Page and application data records:
+++
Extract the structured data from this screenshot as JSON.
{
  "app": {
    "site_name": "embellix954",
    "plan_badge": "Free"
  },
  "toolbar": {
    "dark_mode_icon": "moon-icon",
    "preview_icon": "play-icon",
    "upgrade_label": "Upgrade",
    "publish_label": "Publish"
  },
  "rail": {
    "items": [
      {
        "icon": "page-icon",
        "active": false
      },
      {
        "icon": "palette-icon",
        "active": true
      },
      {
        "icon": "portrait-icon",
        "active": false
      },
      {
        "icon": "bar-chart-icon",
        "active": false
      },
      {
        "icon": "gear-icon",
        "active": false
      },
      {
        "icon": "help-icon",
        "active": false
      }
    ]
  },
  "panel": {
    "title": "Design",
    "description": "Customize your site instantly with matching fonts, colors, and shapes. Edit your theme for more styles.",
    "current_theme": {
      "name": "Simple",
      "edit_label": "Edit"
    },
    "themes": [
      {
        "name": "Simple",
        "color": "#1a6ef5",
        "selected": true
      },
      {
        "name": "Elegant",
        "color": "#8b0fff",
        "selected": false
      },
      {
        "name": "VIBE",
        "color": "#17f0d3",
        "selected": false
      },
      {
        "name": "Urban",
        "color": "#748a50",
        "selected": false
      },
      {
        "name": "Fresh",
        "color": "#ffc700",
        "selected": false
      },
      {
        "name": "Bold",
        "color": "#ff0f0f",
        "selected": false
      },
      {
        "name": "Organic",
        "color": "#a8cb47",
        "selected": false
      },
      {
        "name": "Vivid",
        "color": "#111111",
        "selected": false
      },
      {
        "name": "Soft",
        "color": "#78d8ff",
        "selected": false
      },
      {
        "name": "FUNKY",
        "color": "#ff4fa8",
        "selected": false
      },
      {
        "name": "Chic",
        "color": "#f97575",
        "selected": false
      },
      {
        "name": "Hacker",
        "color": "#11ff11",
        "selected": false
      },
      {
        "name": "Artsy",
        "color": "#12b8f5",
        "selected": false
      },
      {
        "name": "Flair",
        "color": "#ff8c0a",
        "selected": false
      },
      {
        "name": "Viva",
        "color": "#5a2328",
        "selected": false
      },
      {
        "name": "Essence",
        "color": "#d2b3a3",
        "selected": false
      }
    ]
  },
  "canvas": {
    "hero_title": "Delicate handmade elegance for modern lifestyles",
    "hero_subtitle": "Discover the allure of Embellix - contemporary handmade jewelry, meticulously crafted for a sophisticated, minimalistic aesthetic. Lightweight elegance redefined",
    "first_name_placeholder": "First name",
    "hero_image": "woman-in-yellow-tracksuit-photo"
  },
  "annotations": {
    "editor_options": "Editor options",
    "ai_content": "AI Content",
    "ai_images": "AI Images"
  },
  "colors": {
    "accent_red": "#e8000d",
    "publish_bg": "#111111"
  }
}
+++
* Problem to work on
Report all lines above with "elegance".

* Your solution
    "hero_title": "Delicate handmade elegance for modern lifestyles",
    "hero_subtitle": "Discover the allure of Embellix - contemporary handmade jewelry, meticulously crafted for a sophisticated, minimalistic aesthetic. Lightweight elegance redefined",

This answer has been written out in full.